Saturday, 1 October 2016

Bloofer Gent: Ralph Bates

George Phwoarleggan
I was looking for a lady for this year's Bloofer choice as we've had gents two years running, but then I watched The Horror of Frankenstein and decided only Ralph Bates would do as 2016's creeptacular crumpet. Due to his sadly early death, if you're under 40 you probably won't know who he was, and if you're in your 40s you might only know him as the star of 1980s divorce-sitcom Dear John and some biscuit adverts, but, like Led Zeppelin, Laura Ashley and kids' TV, he was in his best in the 1960s and 1970s.

Ralph Bates was television's original George Warleggan, bitter and ambitious beneath a charming surface, thwarting Ross Poldark whenever he could. “But that's not horror,” you cry, “What makes him a Bloofer Gent?” The Horror of Frankenstein, remember? Oh, before that raised the undead as rakish Lord Courtley in Taste the Blood of Dracula, but as Baron Frankenstein he excels.

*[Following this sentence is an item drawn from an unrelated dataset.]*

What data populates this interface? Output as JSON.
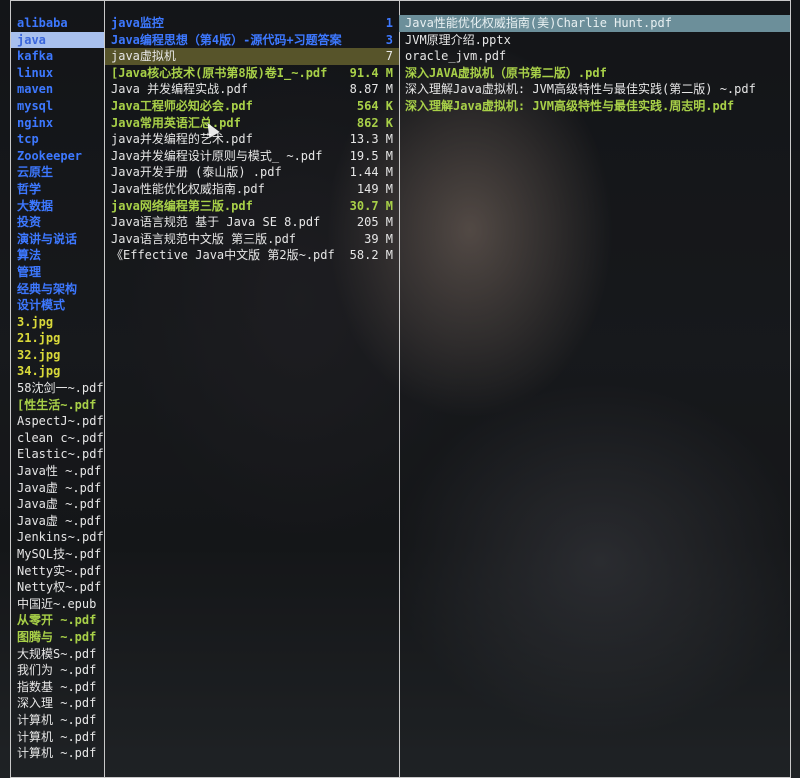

While he was able to convey ruthless ambition with ease, there was also something incredibly seductive about Bates, and his Frankenstein is no exception: his mentor's daughter falls in love with him, unaware that housemaid Kate O'Mara is providing a few out-of-hours services to the Baron. (And who can blame her?)

As the most seductive Baron Frankenstein
I really enjoyed The Horror of Frankenstein; while the script was nothing especially new, it was a satisfying version of the story, and I very much liked both Frankenstein's idealistic friend and the cheerful graverobbers who collect, erm, raw materials for the baron's work. The end of the film left me hoping there would be a follow-up, but sadly Bates' next horror outings were the dreadful Lust for a Vampire (which he himself called 'one of the worst films ever made') and Dr Jekyll and Sister Hyde. Never mind those, we'll always have Poldark and The Horror of Frankenstein.

Charming and sinister, Ralph Bates, Bloofer Gent for 2016, we salute you!